[Exercise material]
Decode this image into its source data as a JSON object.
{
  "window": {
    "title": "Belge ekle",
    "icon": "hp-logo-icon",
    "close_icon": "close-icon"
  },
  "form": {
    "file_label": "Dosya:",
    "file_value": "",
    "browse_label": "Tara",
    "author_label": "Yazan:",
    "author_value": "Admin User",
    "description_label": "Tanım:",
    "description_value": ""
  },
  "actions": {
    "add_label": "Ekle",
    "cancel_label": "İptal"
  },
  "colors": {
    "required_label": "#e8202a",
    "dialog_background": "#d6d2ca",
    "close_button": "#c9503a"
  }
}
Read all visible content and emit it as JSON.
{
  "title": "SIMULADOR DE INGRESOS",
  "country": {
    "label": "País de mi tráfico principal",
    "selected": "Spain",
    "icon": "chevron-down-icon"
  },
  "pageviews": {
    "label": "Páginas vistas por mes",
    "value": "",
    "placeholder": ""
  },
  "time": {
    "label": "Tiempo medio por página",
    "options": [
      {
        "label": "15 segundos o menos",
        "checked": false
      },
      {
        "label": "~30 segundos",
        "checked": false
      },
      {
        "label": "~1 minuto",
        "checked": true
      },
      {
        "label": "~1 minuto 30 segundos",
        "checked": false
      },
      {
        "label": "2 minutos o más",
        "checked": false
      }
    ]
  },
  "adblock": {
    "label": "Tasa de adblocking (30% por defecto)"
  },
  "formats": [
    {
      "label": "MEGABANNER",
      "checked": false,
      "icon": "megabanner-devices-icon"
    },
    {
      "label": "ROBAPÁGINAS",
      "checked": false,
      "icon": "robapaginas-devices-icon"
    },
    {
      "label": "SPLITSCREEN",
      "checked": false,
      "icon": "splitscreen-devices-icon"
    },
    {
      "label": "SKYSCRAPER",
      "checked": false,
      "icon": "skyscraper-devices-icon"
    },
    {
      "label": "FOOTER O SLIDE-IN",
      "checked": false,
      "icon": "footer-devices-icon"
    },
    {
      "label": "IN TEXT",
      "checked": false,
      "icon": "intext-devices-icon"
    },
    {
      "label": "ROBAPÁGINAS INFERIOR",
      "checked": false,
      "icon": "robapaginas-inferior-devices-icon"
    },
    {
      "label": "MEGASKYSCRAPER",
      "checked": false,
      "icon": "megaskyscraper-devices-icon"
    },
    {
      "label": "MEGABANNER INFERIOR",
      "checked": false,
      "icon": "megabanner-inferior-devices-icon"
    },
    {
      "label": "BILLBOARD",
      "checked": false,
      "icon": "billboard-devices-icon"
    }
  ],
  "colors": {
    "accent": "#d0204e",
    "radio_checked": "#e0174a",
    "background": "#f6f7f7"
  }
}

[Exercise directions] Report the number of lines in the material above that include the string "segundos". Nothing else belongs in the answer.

[Response to the task] 3